=== Listed entries ===
__________________________________________________

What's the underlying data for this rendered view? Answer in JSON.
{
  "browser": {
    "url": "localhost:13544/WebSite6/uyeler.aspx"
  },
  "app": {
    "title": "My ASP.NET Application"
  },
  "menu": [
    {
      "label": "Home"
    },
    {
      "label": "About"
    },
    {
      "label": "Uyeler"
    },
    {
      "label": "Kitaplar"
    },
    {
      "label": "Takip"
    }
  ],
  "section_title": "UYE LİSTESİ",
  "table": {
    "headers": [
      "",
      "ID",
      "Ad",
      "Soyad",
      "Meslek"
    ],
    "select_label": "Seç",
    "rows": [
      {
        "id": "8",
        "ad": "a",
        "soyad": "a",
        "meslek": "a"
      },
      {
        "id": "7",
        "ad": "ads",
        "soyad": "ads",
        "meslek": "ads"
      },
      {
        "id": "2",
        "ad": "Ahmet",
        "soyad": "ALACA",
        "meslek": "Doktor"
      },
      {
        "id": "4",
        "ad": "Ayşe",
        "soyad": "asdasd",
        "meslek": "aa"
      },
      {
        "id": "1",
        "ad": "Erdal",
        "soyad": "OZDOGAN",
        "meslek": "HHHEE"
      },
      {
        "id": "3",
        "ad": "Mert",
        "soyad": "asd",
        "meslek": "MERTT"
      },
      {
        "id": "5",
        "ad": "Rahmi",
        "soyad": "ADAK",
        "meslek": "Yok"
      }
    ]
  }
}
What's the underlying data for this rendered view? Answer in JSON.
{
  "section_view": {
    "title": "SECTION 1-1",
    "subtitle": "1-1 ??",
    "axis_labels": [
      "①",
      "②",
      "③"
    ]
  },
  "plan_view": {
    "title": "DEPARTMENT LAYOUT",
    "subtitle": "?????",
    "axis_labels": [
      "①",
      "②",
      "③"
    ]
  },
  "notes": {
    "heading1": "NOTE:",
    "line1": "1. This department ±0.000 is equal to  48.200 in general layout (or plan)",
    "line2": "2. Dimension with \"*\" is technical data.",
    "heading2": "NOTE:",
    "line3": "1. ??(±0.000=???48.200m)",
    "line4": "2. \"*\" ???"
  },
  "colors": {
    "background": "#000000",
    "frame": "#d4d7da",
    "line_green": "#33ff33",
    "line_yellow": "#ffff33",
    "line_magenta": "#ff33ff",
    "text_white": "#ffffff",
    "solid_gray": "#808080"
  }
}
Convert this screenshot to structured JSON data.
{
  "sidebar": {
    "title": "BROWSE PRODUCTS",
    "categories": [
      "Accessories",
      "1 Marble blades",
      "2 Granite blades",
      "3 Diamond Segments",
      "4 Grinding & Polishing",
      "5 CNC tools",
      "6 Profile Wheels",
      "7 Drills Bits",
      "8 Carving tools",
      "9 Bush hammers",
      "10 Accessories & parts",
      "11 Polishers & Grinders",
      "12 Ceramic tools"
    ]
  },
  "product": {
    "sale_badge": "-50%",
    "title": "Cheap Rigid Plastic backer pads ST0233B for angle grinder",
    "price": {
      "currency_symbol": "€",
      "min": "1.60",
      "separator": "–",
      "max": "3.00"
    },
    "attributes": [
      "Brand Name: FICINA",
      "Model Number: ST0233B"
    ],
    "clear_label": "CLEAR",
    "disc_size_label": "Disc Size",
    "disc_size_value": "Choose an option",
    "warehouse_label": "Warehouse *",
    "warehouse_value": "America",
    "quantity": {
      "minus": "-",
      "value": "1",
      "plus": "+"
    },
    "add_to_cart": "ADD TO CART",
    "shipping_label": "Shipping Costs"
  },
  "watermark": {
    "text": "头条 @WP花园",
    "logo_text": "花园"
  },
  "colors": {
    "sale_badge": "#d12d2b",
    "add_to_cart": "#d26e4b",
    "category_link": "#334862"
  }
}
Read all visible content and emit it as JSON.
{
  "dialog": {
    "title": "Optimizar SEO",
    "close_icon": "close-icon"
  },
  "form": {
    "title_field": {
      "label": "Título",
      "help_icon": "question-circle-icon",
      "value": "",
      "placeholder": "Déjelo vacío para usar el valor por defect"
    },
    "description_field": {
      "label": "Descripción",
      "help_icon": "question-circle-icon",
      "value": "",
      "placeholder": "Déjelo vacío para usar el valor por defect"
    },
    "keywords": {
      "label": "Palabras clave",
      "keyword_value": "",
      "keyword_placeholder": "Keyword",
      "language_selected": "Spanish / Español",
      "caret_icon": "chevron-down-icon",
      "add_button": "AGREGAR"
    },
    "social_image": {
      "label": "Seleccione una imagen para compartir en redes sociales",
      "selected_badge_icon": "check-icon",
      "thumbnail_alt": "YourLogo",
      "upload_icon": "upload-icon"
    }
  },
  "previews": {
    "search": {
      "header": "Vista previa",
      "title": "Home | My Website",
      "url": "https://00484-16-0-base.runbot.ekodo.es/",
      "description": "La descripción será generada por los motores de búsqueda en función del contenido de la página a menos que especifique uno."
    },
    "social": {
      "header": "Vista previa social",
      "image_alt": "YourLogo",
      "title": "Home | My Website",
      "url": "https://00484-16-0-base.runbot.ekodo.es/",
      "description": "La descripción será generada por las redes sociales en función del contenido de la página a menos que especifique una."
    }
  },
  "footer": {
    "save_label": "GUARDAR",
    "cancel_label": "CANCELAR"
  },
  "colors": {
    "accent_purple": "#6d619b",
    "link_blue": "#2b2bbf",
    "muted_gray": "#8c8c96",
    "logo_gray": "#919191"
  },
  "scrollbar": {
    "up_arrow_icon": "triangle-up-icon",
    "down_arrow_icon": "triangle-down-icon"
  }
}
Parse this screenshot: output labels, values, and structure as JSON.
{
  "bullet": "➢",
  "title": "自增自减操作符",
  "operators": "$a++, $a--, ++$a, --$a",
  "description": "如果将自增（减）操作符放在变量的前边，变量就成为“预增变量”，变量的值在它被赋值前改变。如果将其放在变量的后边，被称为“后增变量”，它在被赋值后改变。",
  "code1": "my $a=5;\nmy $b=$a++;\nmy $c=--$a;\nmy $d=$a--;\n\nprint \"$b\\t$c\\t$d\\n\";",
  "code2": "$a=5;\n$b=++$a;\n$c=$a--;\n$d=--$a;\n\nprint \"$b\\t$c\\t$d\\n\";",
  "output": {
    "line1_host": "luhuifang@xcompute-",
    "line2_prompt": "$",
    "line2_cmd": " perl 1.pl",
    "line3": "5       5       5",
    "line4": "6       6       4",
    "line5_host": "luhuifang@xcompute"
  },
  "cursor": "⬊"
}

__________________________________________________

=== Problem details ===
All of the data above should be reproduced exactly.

=== Solution for this task ===
What's the underlying data for this rendered view? Answer in JSON.
{
  "browser": {
    "url": "localhost:13544/WebSite6/uyeler.aspx"
  },
  "app": {
    "title": "My ASP.NET Application"
  },
  "menu": [
    {
      "label": "Home"
    },
    {
      "label": "About"
    },
    {
      "label": "Uyeler"
    },
    {
      "label": "Kitaplar"
    },
    {
      "label": "Takip"
    }
  ],
  "section_title": "UYE LİSTESİ",
  "table": {
    "headers": [
      "",
      "ID",
      "Ad",
      "Soyad",
      "Meslek"
    ],
    "select_label": "Seç",
    "rows": [
      {
        "id": "8",
        "ad": "a",
        "soyad": "a",
        "meslek": "a"
      },
      {
        "id": "7",
        "ad": "ads",
        "soyad": "ads",
        "meslek": "ads"
      },
      {
        "id": "2",
        "ad": "Ahmet",
        "soyad": "ALACA",
        "meslek": "Doktor"
      },
      {
        "id": "4",
        "ad": "Ayşe",
        "soyad": "asdasd",
        "meslek": "aa"
      },
      {
        "id": "1",
        "ad": "Erdal",
        "soyad": "OZDOGAN",
        "meslek": "HHHEE"
      },
      {
        "id": "3",
        "ad": "Mert",
        "soyad": "asd",
        "meslek": "MERTT"
      },
      {
        "id": "5",
        "ad": "Rahmi",
        "soyad": "ADAK",
        "meslek": "Yok"
      }
    ]
  }
}
What's the underlying data for this rendered view? Answer in JSON.
{
  "section_view": {
    "title": "SECTION 1-1",
    "subtitle": "1-1 ??",
    "axis_labels": [
      "①",
      "②",
      "③"
    ]
  },
  "plan_view": {
    "title": "DEPARTMENT LAYOUT",
    "subtitle": "?????",
    "axis_labels": [
      "①",
      "②",
      "③"
    ]
  },
  "notes": {
    "heading1": "NOTE:",
    "line1": "1. This department ±0.000 is equal to  48.200 in general layout (or plan)",
    "line2": "2. Dimension with \"*\" is technical data.",
    "heading2": "NOTE:",
    "line3": "1. ??(±0.000=???48.200m)",
    "line4": "2. \"*\" ???"
  },
  "colors": {
    "background": "#000000",
    "frame": "#d4d7da",
    "line_green": "#33ff33",
    "line_yellow": "#ffff33",
    "line_magenta": "#ff33ff",
    "text_white": "#ffffff",
    "solid_gray": "#808080"
  }
}
Convert this screenshot to structured JSON data.
{
  "sidebar": {
    "title": "BROWSE PRODUCTS",
    "categories": [
      "Accessories",
      "1 Marble blades",
      "2 Granite blades",
      "3 Diamond Segments",
      "4 Grinding & Polishing",
      "5 CNC tools",
      "6 Profile Wheels",
      "7 Drills Bits",
      "8 Carving tools",
      "9 Bush hammers",
      "10 Accessories & parts",
      "11 Polishers & Grinders",
      "12 Ceramic tools"
    ]
  },
  "product": {
    "sale_badge": "-50%",
    "title": "Cheap Rigid Plastic backer pads ST0233B for angle grinder",
    "price": {
      "currency_symbol": "€",
      "min": "1.60",
      "separator": "–",
      "max": "3.00"
    },
    "attributes": [
      "Brand Name: FICINA",
      "Model Number: ST0233B"
    ],
    "clear_label": "CLEAR",
    "disc_size_label": "Disc Size",
    "disc_size_value": "Choose an option",
    "warehouse_label": "Warehouse *",
    "warehouse_value": "America",
    "quantity": {
      "minus": "-",
      "value": "1",
      "plus": "+"
    },
    "add_to_cart": "ADD TO CART",
    "shipping_label": "Shipping Costs"
  },
  "watermark": {
    "text": "头条 @WP花园",
    "logo_text": "花园"
  },
  "colors": {
    "sale_badge": "#d12d2b",
    "add_to_cart": "#d26e4b",
    "category_link": "#334862"
  }
}
Read all visible content and emit it as JSON.
{
  "dialog": {
    "title": "Optimizar SEO",
    "close_icon": "close-icon"
  },
  "form": {
    "title_field": {
      "label": "Título",
      "help_icon": "question-circle-icon",
      "value": "",
      "placeholder": "Déjelo vacío para usar el valor por defect"
    },
    "description_field": {
      "label": "Descripción",
      "help_icon": "question-circle-icon",
      "value": "",
      "placeholder": "Déjelo vacío para usar el valor por defect"
    },
    "keywords": {
      "label": "Palabras clave",
      "keyword_value": "",
      "keyword_placeholder": "Keyword",
      "language_selected": "Spanish / Español",
      "caret_icon": "chevron-down-icon",
      "add_button": "AGREGAR"
    },
    "social_image": {
      "label": "Seleccione una imagen para compartir en redes sociales",
      "selected_badge_icon": "check-icon",
      "thumbnail_alt": "YourLogo",
      "upload_icon": "upload-icon"
    }
  },
  "previews": {
    "search": {
      "header": "Vista previa",
      "title": "Home | My Website",
      "url": "https://00484-16-0-base.runbot.ekodo.es/",
      "description": "La descripción será generada por los motores de búsqueda en función del contenido de la página a menos que especifique uno."
    },
    "social": {
      "header": "Vista previa social",
      "image_alt": "YourLogo",
      "title": "Home | My Website",
      "url": "https://00484-16-0-base.runbot.ekodo.es/",
      "description": "La descripción será generada por las redes sociales en función del contenido de la página a menos que especifique una."
    }
  },
  "footer": {
    "save_label": "GUARDAR",
    "cancel_label": "CANCELAR"
  },
  "colors": {
    "accent_purple": "#6d619b",
    "link_blue": "#2b2bbf",
    "muted_gray": "#8c8c96",
    "logo_gray": "#919191"
  },
  "scrollbar": {
    "up_arrow_icon": "triangle-up-icon",
    "down_arrow_icon": "triangle-down-icon"
  }
}
Parse this screenshot: output labels, values, and structure as JSON.
{
  "bullet": "➢",
  "title": "自增自减操作符",
  "operators": "$a++, $a--, ++$a, --$a",
  "description": "如果将自增（减）操作符放在变量的前边，变量就成为“预增变量”，变量的值在它被赋值前改变。如果将其放在变量的后边，被称为“后增变量”，它在被赋值后改变。",
  "code1": "my $a=5;\nmy $b=$a++;\nmy $c=--$a;\nmy $d=$a--;\n\nprint \"$b\\t$c\\t$d\\n\";",
  "code2": "$a=5;\n$b=++$a;\n$c=$a--;\n$d=--$a;\n\nprint \"$b\\t$c\\t$d\\n\";",
  "output": {
    "line1_host": "luhuifang@xcompute-",
    "line2_prompt": "$",
    "line2_cmd": " perl 1.pl",
    "line3": "5       5       5",
    "line4": "6       6       4",
    "line5_host": "luhuifang@xcompute"
  },
  "cursor": "⬊"
}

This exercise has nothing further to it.